Central Village District possible for Bridgewater
Published 6:56 pm, Monday, July 28, 2014
The town of Bridgewater is taking a closer look at its village center and developing a plan to revitalize its downtown.
The creation of an overlay district within the Village Green Zone is being considered for professional offices, a bed and breakfast, antique shops and other low-impact businesses.
"It would allow a restaurant, bed and breakfast, professional offices without spot zoning," First Selectman Curtis Read said. "It would create a revitalized downtown area with improved market value for the historic buildings there."
Leo Null, Planning & Zoning chairman and town selectman, said the proposal is in the preliminary stages at this point. The commission will begin intensive study of the possibility at its September meeting, with an eye on holding a future public hearing.
"I'm very positive about this. I'm trying to bring some economic potential to the downtown," Null said. "We're looking at the business possibilities as having limited parking. There would never be large retail development with paving for parking in the front. That would never be allowed.
"Our concern now is the vacant spot in the Bridgewater Village Store where the bank pulled out," Null said. "We'd like to see that site stay viable, with a restaurant able to go in with the store and post office."
A $400,000 federal transportation improvement grant was turned down last Friday by Read with the Board of Selectmen's approval.

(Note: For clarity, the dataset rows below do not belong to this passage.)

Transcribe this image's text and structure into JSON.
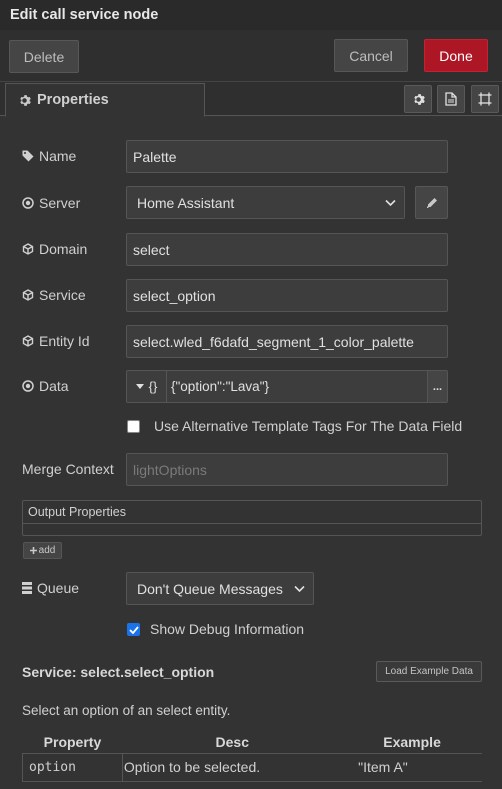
{
  "window": {
    "title": "Edit call service node"
  },
  "toolbar": {
    "delete_label": "Delete",
    "cancel_label": "Cancel",
    "done_label": "Done"
  },
  "tabs": {
    "properties_label": "Properties"
  },
  "form": {
    "name": {
      "label": "Name",
      "value": "Palette"
    },
    "server": {
      "label": "Server",
      "value": "Home Assistant"
    },
    "domain": {
      "label": "Domain",
      "value": "select"
    },
    "service": {
      "label": "Service",
      "value": "select_option"
    },
    "entity": {
      "label": "Entity Id",
      "value": "select.wled_f6dafd_segment_1_color_palette"
    },
    "data": {
      "label": "Data",
      "type_symbol": "{}",
      "value": "{\"option\":\"Lava\"}",
      "more": "..."
    },
    "alt_template": {
      "label": "Use Alternative Template Tags For The Data Field",
      "checked": false
    },
    "merge_context": {
      "label": "Merge Context",
      "placeholder": "lightOptions"
    },
    "output": {
      "header": "Output Properties",
      "add_label": "add"
    },
    "queue": {
      "label": "Queue",
      "value": "Don't Queue Messages"
    },
    "debug": {
      "label": "Show Debug Information",
      "checked": true
    }
  },
  "service_info": {
    "title": "Service: select.select_option",
    "load_button": "Load Example Data",
    "description": "Select an option of an select entity.",
    "table": {
      "headers": [
        "Property",
        "Desc",
        "Example"
      ],
      "rows": [
        {
          "property": "option",
          "desc": "Option to be selected.",
          "example": "\"Item A\""
        }
      ]
    }
  },
  "colors": {
    "accent_done": "#ad1625",
    "code_text": "#e3a72f",
    "checkbox": "#1a73e8"
  }
}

The grant would have funded 80 percent of sidewalk and street improvements.
The rejection of the grant does not mean that selectmen have given up on the first phase of building a loop of sidewalk -- starting at the fairgrounds, running along Main Street to Center Street and around the corner, up Clapboard Road to Hut Hill Road.
"Any way we slice it, the town would have to come up with $100,000 toward the project, and we have other priorities right now," Read said. "We can do the job on our own when the time comes."
The original planning for the sidewalk and street improvements was done in 2007 by the Housatonic Valley Council of Elected Officials, of which Bridgewater is a member.
In March, Read learned that federal funding for the project was approved. But it soon became apparent that any work on the project would be two years out and the town would have to supply the initial $100,000.
"I let the state Department of Transportation and HVCEO know Friday," Read said Monday, "and the engineers that were designing the project."